BJP district president E Krishnadas said there was rampant cross voting in the seat to block the victory of Metro Man. “All (parties) teamed up to ensure his defeat,” he said.
Though BJP candidates came second in eight constituencies, the NDA’s vote share slipped to 14 % from 15.3 % in 2016.The party was hoping for a 20% share and a few seats but that wasn’t to be. Its alliance partner the Bharatiya Dharma Jana Sena also failed to put up spirited fight.
To add to its woes, party state president K Surendran lost in two constituencies. During the campaign, he commuted between two constituencies on a chopper which had evoked much criticism.
BJP national leaders raised many issues such as Love Jihad (a conspiracy theory about Muslim men pretending to be from other religions and marrying women whom they then force to convert) , the entry of women into Sabarimala etc-- but they failed to enthuse voters.
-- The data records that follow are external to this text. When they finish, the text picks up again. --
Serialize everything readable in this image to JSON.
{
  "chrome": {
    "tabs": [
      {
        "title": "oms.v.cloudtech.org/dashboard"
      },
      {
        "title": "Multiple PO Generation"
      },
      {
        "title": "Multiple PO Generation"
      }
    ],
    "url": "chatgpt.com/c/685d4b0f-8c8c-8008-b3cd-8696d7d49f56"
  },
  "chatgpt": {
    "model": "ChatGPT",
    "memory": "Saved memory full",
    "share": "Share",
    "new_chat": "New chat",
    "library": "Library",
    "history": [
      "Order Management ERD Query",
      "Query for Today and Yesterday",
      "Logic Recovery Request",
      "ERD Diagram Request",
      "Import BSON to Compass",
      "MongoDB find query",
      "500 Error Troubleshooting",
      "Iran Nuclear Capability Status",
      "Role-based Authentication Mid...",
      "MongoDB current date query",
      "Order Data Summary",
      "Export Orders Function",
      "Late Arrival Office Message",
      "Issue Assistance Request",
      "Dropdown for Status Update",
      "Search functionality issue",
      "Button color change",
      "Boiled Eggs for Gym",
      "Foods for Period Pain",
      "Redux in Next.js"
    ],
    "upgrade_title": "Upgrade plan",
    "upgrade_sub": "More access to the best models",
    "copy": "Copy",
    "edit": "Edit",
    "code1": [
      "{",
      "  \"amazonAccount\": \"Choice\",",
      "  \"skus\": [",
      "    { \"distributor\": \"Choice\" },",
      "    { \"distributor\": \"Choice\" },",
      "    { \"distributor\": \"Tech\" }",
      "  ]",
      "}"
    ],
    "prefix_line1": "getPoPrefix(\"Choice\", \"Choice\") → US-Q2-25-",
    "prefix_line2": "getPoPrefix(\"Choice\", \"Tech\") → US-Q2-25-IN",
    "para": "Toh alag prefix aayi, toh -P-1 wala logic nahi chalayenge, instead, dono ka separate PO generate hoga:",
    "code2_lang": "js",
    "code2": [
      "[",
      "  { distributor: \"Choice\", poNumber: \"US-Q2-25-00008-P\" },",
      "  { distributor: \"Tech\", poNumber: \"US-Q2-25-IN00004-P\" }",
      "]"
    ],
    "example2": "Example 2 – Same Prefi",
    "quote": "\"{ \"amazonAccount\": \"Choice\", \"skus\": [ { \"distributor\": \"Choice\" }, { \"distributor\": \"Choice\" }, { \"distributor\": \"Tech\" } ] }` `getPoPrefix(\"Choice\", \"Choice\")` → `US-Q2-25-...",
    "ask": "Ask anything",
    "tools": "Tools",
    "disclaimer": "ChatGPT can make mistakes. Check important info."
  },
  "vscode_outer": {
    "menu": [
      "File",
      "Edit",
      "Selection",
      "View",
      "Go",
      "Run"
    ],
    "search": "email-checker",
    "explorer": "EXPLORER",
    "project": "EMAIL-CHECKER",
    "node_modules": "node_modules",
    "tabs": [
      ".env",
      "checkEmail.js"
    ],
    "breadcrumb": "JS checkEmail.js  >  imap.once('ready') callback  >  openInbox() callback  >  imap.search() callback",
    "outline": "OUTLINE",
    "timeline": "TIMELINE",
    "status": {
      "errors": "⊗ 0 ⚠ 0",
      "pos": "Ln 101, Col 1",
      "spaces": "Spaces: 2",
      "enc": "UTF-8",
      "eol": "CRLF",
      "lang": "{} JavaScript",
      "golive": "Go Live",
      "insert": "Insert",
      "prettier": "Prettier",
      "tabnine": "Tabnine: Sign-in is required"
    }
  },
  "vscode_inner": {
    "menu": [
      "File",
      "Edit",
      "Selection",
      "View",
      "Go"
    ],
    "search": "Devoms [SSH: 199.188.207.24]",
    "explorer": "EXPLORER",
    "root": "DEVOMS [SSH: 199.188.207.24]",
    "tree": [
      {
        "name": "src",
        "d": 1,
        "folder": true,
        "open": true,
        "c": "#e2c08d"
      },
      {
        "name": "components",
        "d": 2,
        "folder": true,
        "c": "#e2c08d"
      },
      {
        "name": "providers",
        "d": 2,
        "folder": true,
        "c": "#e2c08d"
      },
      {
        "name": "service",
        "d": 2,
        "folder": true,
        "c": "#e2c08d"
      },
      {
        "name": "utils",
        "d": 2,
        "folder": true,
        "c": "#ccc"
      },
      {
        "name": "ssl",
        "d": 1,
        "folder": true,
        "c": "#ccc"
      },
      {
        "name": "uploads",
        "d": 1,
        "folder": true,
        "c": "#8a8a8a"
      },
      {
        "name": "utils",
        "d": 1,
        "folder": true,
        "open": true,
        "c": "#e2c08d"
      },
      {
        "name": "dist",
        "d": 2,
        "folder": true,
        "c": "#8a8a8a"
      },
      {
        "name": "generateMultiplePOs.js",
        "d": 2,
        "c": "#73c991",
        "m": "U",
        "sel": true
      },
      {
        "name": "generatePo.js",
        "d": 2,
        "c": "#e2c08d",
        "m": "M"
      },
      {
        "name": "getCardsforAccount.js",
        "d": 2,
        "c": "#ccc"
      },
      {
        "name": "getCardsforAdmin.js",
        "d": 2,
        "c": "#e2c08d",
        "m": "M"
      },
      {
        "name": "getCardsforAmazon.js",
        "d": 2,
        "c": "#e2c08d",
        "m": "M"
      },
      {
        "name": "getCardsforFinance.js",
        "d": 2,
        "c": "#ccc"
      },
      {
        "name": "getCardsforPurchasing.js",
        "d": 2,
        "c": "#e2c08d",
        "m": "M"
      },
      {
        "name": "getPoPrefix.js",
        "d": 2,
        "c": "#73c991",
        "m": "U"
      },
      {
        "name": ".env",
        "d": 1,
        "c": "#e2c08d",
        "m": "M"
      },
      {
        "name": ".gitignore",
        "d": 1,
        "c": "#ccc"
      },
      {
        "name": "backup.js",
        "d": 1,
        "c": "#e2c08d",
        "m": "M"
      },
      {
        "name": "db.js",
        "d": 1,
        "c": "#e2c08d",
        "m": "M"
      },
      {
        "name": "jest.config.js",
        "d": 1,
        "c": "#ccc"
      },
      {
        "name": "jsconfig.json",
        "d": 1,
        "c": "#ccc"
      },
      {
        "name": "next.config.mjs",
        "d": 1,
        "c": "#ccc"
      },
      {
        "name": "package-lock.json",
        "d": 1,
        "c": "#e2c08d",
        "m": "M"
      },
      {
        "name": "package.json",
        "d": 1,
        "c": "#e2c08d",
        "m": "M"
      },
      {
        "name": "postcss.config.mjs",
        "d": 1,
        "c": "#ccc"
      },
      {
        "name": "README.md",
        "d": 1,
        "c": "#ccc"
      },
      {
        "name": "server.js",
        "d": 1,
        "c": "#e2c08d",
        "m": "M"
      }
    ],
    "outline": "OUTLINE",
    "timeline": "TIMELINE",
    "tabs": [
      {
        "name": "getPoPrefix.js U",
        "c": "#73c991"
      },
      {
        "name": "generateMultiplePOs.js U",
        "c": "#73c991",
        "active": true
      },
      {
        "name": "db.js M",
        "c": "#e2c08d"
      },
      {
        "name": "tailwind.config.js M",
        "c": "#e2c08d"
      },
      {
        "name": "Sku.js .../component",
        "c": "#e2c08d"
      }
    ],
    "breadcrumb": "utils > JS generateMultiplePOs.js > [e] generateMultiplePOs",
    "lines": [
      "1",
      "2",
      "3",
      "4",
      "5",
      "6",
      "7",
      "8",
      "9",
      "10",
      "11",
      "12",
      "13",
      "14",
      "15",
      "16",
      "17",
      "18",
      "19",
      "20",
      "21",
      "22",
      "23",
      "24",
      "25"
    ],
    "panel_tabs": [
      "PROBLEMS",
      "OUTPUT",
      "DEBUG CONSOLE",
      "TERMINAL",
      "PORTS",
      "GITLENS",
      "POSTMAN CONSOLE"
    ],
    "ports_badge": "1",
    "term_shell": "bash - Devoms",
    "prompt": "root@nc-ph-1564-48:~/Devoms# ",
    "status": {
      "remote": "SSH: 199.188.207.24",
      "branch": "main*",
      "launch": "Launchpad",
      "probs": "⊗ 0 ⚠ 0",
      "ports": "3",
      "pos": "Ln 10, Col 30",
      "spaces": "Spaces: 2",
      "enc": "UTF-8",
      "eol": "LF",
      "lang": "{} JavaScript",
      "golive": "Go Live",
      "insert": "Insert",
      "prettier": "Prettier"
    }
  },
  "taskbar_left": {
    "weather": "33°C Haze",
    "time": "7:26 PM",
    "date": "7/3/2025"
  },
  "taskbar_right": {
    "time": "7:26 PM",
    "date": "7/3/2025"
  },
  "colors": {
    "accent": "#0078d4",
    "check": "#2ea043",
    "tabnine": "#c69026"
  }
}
“Due to Kerala’s unique demography it is difficult for the party to get a strong foothold. It tried its best to rake up the emotional Sabarimala temple issue but results show it failed to make any impact. Infighting in the state unit also played its role,” said political commentator Sunnykutty Abraham.